Instructions for the task:
Would you write out all of the data exactly as it appears below?
---------- Source data ----------
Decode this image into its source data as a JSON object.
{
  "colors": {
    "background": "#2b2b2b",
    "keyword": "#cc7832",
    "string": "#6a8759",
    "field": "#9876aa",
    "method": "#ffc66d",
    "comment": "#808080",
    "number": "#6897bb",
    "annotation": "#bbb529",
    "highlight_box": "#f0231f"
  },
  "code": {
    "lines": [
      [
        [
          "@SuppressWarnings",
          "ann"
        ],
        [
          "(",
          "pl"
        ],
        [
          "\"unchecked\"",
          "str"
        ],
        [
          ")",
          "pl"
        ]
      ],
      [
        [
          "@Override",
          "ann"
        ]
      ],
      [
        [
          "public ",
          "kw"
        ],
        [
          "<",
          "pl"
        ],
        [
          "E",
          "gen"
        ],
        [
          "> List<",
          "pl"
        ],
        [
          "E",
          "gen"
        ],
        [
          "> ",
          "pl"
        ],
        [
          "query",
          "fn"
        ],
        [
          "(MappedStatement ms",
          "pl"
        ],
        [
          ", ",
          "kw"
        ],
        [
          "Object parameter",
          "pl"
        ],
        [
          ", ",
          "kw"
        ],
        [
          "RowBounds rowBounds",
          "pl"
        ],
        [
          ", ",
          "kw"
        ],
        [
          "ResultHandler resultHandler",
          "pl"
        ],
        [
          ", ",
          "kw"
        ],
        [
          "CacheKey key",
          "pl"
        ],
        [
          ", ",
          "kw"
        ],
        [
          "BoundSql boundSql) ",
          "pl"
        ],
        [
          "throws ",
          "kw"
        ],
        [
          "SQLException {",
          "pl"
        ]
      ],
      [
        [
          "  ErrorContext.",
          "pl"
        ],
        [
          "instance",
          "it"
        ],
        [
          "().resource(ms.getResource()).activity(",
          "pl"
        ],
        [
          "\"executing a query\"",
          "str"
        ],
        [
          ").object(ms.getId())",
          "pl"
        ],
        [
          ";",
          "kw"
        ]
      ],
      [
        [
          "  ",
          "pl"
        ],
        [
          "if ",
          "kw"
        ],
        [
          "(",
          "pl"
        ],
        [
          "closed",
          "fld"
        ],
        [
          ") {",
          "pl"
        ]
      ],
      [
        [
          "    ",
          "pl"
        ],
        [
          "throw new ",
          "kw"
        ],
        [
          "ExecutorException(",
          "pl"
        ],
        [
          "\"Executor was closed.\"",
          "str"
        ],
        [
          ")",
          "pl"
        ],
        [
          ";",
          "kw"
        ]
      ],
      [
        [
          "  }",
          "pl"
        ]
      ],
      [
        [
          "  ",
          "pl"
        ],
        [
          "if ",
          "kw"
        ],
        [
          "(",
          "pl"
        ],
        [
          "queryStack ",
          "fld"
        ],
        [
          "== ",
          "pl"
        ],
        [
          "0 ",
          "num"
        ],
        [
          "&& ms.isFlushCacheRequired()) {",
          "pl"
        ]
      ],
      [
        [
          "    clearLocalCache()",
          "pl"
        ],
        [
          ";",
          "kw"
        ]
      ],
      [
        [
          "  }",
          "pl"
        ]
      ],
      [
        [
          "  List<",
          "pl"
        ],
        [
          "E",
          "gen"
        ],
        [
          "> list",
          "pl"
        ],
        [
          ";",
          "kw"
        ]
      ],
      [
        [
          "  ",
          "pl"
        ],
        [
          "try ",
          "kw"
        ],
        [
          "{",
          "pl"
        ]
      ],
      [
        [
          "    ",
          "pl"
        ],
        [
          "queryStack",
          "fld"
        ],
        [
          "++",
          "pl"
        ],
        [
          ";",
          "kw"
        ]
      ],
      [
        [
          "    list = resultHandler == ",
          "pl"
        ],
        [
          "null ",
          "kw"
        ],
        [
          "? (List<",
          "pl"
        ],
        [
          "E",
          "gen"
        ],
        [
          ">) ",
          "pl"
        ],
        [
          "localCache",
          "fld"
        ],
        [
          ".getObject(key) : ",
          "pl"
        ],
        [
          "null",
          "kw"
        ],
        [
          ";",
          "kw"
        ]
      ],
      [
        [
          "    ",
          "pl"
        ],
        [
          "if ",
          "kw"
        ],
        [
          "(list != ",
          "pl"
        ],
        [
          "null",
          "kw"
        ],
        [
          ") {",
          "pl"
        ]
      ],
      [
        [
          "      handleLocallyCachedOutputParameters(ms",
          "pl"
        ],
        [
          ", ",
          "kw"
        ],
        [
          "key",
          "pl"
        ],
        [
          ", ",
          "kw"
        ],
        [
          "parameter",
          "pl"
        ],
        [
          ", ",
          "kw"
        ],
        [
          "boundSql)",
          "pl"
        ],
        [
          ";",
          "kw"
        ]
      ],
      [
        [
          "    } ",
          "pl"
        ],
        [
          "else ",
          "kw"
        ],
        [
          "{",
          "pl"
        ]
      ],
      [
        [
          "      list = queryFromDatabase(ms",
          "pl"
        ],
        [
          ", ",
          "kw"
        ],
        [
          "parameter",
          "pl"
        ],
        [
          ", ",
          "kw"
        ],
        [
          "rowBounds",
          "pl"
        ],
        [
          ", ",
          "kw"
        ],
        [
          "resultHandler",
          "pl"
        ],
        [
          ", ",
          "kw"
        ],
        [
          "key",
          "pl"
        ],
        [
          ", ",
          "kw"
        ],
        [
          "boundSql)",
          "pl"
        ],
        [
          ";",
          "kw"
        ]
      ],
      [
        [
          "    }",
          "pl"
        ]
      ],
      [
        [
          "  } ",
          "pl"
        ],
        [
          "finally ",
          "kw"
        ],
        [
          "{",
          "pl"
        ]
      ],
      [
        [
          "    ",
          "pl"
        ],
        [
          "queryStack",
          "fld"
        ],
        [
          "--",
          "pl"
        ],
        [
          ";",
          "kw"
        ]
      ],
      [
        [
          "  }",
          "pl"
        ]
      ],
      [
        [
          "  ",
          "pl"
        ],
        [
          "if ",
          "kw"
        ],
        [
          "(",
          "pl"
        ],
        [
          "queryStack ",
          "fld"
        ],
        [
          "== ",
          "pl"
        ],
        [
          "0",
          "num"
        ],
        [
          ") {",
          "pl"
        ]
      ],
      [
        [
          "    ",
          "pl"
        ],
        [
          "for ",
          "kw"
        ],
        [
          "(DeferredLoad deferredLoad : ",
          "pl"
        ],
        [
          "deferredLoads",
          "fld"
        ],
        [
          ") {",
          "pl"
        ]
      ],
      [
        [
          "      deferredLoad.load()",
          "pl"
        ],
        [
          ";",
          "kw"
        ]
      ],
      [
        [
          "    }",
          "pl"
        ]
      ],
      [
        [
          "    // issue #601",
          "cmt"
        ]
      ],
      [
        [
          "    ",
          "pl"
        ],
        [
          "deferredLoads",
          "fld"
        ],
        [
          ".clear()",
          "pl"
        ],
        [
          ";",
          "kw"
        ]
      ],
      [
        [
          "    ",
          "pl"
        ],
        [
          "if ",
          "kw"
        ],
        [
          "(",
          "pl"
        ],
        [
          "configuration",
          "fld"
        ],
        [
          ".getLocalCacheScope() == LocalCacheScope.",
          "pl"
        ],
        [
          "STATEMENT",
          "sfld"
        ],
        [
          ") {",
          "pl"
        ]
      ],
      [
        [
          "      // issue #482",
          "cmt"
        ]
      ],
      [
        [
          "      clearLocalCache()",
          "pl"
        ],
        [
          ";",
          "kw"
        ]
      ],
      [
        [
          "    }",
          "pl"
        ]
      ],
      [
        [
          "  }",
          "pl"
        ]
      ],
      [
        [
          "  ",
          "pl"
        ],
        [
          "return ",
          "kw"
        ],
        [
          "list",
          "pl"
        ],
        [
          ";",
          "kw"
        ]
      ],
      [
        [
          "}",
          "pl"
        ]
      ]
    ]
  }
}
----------
Task result:
Decode this image into its source data as a JSON object.
{
  "colors": {
    "background": "#2b2b2b",
    "keyword": "#cc7832",
    "string": "#6a8759",
    "field": "#9876aa",
    "method": "#ffc66d",
    "comment": "#808080",
    "number": "#6897bb",
    "annotation": "#bbb529",
    "highlight_box": "#f0231f"
  },
  "code": {
    "lines": [
      [
        [
          "@SuppressWarnings",
          "ann"
        ],
        [
          "(",
          "pl"
        ],
        [
          "\"unchecked\"",
          "str"
        ],
        [
          ")",
          "pl"
        ]
      ],
      [
        [
          "@Override",
          "ann"
        ]
      ],
      [
        [
          "public ",
          "kw"
        ],
        [
          "<",
          "pl"
        ],
        [
          "E",
          "gen"
        ],
        [
          "> List<",
          "pl"
        ],
        [
          "E",
          "gen"
        ],
        [
          "> ",
          "pl"
        ],
        [
          "query",
          "fn"
        ],
        [
          "(MappedStatement ms",
          "pl"
        ],
        [
          ", ",
          "kw"
        ],
        [
          "Object parameter",
          "pl"
        ],
        [
          ", ",
          "kw"
        ],
        [
          "RowBounds rowBounds",
          "pl"
        ],
        [
          ", ",
          "kw"
        ],
        [
          "ResultHandler resultHandler",
          "pl"
        ],
        [
          ", ",
          "kw"
        ],
        [
          "CacheKey key",
          "pl"
        ],
        [
          ", ",
          "kw"
        ],
        [
          "BoundSql boundSql) ",
          "pl"
        ],
        [
          "throws ",
          "kw"
        ],
        [
          "SQLException {",
          "pl"
        ]
      ],
      [
        [
          "  ErrorContext.",
          "pl"
        ],
        [
          "instance",
          "it"
        ],
        [
          "().resource(ms.getResource()).activity(",
          "pl"
        ],
        [
          "\"executing a query\"",
          "str"
        ],
        [
          ").object(ms.getId())",
          "pl"
        ],
        [
          ";",
          "kw"
        ]
      ],
      [
        [
          "  ",
          "pl"
        ],
        [
          "if ",
          "kw"
        ],
        [
          "(",
          "pl"
        ],
        [
          "closed",
          "fld"
        ],
        [
          ") {",
          "pl"
        ]
      ],
      [
        [
          "    ",
          "pl"
        ],
        [
          "throw new ",
          "kw"
        ],
        [
          "ExecutorException(",
          "pl"
        ],
        [
          "\"Executor was closed.\"",
          "str"
        ],
        [
          ")",
          "pl"
        ],
        [
          ";",
          "kw"
        ]
      ],
      [
        [
          "  }",
          "pl"
        ]
      ],
      [
        [
          "  ",
          "pl"
        ],
        [
          "if ",
          "kw"
        ],
        [
          "(",
          "pl"
        ],
        [
          "queryStack ",
          "fld"
        ],
        [
          "== ",
          "pl"
        ],
        [
          "0 ",
          "num"
        ],
        [
          "&& ms.isFlushCacheRequired()) {",
          "pl"
        ]
      ],
      [
        [
          "    clearLocalCache()",
          "pl"
        ],
        [
          ";",
          "kw"
        ]
      ],
      [
        [
          "  }",
          "pl"
        ]
      ],
      [
        [
          "  List<",
          "pl"
        ],
        [
          "E",
          "gen"
        ],
        [
          "> list",
          "pl"
        ],
        [
          ";",
          "kw"
        ]
      ],
      [
        [
          "  ",
          "pl"
        ],
        [
          "try ",
          "kw"
        ],
        [
          "{",
          "pl"
        ]
      ],
      [
        [
          "    ",
          "pl"
        ],
        [
          "queryStack",
          "fld"
        ],
        [
          "++",
          "pl"
        ],
        [
          ";",
          "kw"
        ]
      ],
      [
        [
          "    list = resultHandler == ",
          "pl"
        ],
        [
          "null ",
          "kw"
        ],
        [
          "? (List<",
          "pl"
        ],
        [
          "E",
          "gen"
        ],
        [
          ">) ",
          "pl"
        ],
        [
          "localCache",
          "fld"
        ],
        [
          ".getObject(key) : ",
          "pl"
        ],
        [
          "null",
          "kw"
        ],
        [
          ";",
          "kw"
        ]
      ],
      [
        [
          "    ",
          "pl"
        ],
        [
          "if ",
          "kw"
        ],
        [
          "(list != ",
          "pl"
        ],
        [
          "null",
          "kw"
        ],
        [
          ") {",
          "pl"
        ]
      ],
      [
        [
          "      handleLocallyCachedOutputParameters(ms",
          "pl"
        ],
        [
          ", ",
          "kw"
        ],
        [
          "key",
          "pl"
        ],
        [
          ", ",
          "kw"
        ],
        [
          "parameter",
          "pl"
        ],
        [
          ", ",
          "kw"
        ],
        [
          "boundSql)",
          "pl"
        ],
        [
          ";",
          "kw"
        ]
      ],
      [
        [
          "    } ",
          "pl"
        ],
        [
          "else ",
          "kw"
        ],
        [
          "{",
          "pl"
        ]
      ],
      [
        [
          "      list = queryFromDatabase(ms",
          "pl"
        ],
        [
          ", ",
          "kw"
        ],
        [
          "parameter",
          "pl"
        ],
        [
          ", ",
          "kw"
        ],
        [
          "rowBounds",
          "pl"
        ],
        [
          ", ",
          "kw"
        ],
        [
          "resultHandler",
          "pl"
        ],
        [
          ", ",
          "kw"
        ],
        [
          "key",
          "pl"
        ],
        [
          ", ",
          "kw"
        ],
        [
          "boundSql)",
          "pl"
        ],
        [
          ";",
          "kw"
        ]
      ],
      [
        [
          "    }",
          "pl"
        ]
      ],
      [
        [
          "  } ",
          "pl"
        ],
        [
          "finally ",
          "kw"
        ],
        [
          "{",
          "pl"
        ]
      ],
      [
        [
          "    ",
          "pl"
        ],
        [
          "queryStack",
          "fld"
        ],
        [
          "--",
          "pl"
        ],
        [
          ";",
          "kw"
        ]
      ],
      [
        [
          "  }",
          "pl"
        ]
      ],
      [
        [
          "  ",
          "pl"
        ],
        [
          "if ",
          "kw"
        ],
        [
          "(",
          "pl"
        ],
        [
          "queryStack ",
          "fld"
        ],
        [
          "== ",
          "pl"
        ],
        [
          "0",
          "num"
        ],
        [
          ") {",
          "pl"
        ]
      ],
      [
        [
          "    ",
          "pl"
        ],
        [
          "for ",
          "kw"
        ],
        [
          "(DeferredLoad deferredLoad : ",
          "pl"
        ],
        [
          "deferredLoads",
          "fld"
        ],
        [
          ") {",
          "pl"
        ]
      ],
      [
        [
          "      deferredLoad.load()",
          "pl"
        ],
        [
          ";",
          "kw"
        ]
      ],
      [
        [
          "    }",
          "pl"
        ]
      ],
      [
        [
          "    // issue #601",
          "cmt"
        ]
      ],
      [
        [
          "    ",
          "pl"
        ],
        [
          "deferredLoads",
          "fld"
        ],
        [
          ".clear()",
          "pl"
        ],
        [
          ";",
          "kw"
        ]
      ],
      [
        [
          "    ",
          "pl"
        ],
        [
          "if ",
          "kw"
        ],
        [
          "(",
          "pl"
        ],
        [
          "configuration",
          "fld"
        ],
        [
          ".getLocalCacheScope() == LocalCacheScope.",
          "pl"
        ],
        [
          "STATEMENT",
          "sfld"
        ],
        [
          ") {",
          "pl"
        ]
      ],
      [
        [
          "      // issue #482",
          "cmt"
        ]
      ],
      [
        [
          "      clearLocalCache()",
          "pl"
        ],
        [
          ";",
          "kw"
        ]
      ],
      [
        [
          "    }",
          "pl"
        ]
      ],
      [
        [
          "  }",
          "pl"
        ]
      ],
      [
        [
          "  ",
          "pl"
        ],
        [
          "return ",
          "kw"
        ],
        [
          "list",
          "pl"
        ],
        [
          ";",
          "kw"
        ]
      ],
      [
        [
          "}",
          "pl"
        ]
      ]
    ]
  }
}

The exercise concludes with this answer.